__Your instructions__. Read through the lines below for the string "Retrieve" and copy each one that has it.

►

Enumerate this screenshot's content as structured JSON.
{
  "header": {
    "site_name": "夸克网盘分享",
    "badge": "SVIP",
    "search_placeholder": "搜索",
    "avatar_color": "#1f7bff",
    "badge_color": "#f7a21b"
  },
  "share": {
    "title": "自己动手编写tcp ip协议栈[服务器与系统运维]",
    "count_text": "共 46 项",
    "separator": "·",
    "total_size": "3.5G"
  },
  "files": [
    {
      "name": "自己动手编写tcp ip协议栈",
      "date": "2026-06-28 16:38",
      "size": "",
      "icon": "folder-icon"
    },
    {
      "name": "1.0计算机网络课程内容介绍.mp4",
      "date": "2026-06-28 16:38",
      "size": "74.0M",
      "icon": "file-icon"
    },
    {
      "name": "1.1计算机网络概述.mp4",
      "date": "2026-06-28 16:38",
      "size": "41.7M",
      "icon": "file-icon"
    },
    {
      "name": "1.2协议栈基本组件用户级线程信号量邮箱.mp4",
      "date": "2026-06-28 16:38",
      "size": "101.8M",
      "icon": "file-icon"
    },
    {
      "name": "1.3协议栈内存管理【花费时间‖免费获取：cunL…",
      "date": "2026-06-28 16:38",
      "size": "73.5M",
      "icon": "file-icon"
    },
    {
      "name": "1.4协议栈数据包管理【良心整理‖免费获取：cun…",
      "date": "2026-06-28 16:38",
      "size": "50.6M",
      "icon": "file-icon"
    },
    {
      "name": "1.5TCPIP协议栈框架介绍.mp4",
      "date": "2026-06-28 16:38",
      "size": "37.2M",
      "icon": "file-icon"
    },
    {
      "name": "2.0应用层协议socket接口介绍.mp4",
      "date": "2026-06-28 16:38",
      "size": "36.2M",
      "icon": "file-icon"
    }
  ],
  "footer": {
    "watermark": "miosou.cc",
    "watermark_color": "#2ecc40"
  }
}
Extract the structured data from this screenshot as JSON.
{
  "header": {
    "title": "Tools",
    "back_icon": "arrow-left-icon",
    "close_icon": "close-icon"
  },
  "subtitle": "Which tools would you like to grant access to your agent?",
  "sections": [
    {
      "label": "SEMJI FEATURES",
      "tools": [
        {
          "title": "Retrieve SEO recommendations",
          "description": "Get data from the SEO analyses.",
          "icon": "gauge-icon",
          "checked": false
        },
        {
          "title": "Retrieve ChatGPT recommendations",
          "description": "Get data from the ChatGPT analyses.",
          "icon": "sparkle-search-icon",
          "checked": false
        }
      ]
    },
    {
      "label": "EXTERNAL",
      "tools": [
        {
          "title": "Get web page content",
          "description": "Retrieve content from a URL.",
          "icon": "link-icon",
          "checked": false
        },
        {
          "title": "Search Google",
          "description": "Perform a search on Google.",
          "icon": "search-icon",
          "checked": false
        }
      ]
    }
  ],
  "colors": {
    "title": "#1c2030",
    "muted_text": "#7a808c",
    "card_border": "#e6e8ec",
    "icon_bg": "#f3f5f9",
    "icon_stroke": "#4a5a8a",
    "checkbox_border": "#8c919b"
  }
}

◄

__Solution to the problem__.
          "title": "Retrieve SEO recommendations",
          "title": "Retrieve ChatGPT recommendations",
          "description": "Retrieve content from a URL.",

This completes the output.